§ TASK OBJECTIVE:
Copy the records below exactly, leaving out any pictures.

§ DATA:
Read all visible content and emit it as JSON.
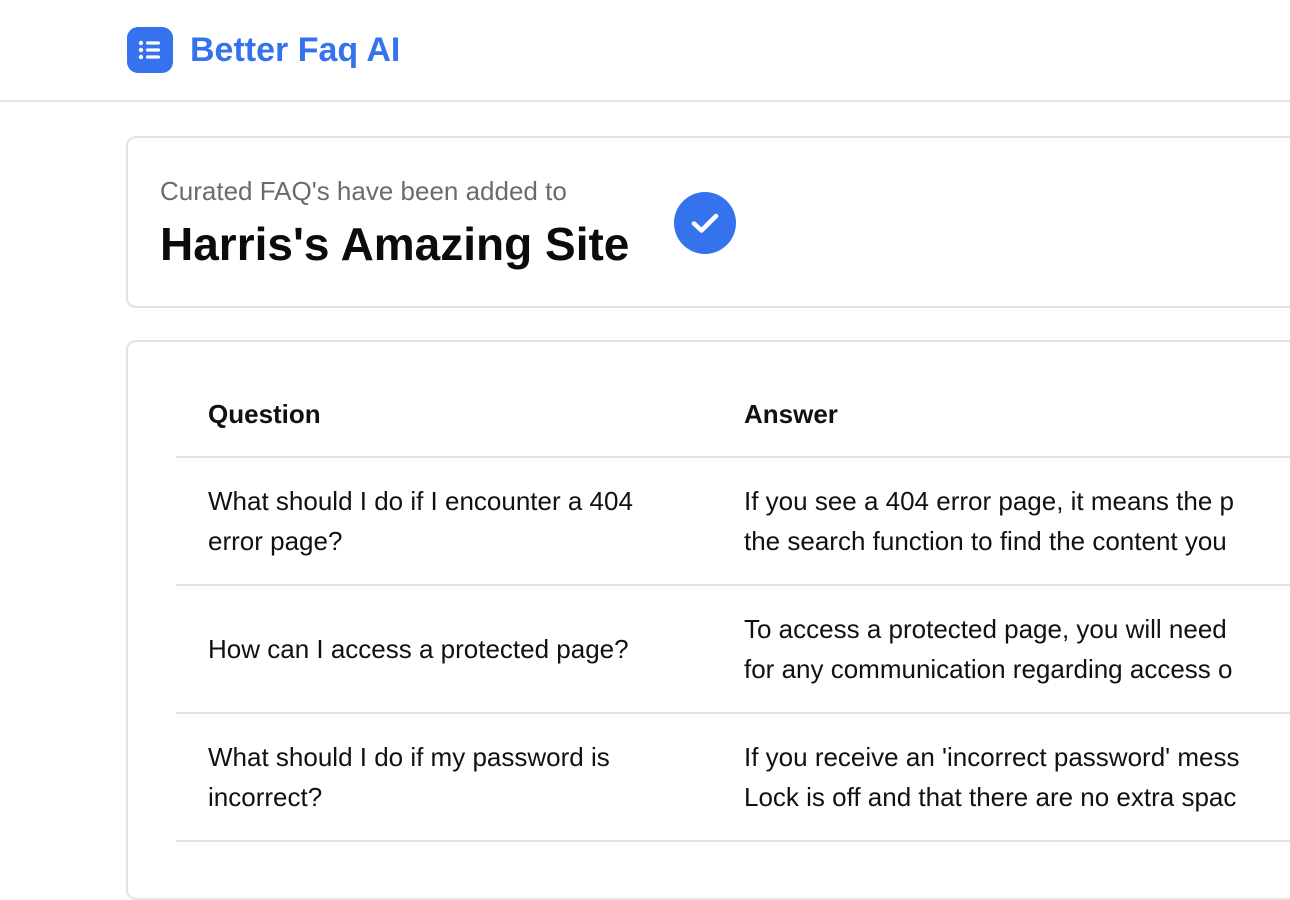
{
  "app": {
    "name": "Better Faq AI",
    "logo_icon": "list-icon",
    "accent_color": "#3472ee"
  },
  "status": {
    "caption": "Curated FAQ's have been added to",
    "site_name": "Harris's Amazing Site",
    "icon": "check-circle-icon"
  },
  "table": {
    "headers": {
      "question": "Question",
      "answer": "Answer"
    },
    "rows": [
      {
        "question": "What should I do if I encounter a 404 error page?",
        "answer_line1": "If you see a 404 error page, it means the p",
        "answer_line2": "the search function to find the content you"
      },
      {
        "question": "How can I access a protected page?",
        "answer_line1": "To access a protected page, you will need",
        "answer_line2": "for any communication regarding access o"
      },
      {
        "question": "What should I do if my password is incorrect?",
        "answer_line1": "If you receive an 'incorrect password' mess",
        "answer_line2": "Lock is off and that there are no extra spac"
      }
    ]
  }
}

§ OUTPUT OF THE TASK:
Read all visible content and emit it as JSON.
{
  "app": {
    "name": "Better Faq AI",
    "logo_icon": "list-icon",
    "accent_color": "#3472ee"
  },
  "status": {
    "caption": "Curated FAQ's have been added to",
    "site_name": "Harris's Amazing Site",
    "icon": "check-circle-icon"
  },
  "table": {
    "headers": {
      "question": "Question",
      "answer": "Answer"
    },
    "rows": [
      {
        "question": "What should I do if I encounter a 404 error page?",
        "answer_line1": "If you see a 404 error page, it means the p",
        "answer_line2": "the search function to find the content you"
      },
      {
        "question": "How can I access a protected page?",
        "answer_line1": "To access a protected page, you will need",
        "answer_line2": "for any communication regarding access o"
      },
      {
        "question": "What should I do if my password is incorrect?",
        "answer_line1": "If you receive an 'incorrect password' mess",
        "answer_line2": "Lock is off and that there are no extra spac"
      }
    ]
  }
}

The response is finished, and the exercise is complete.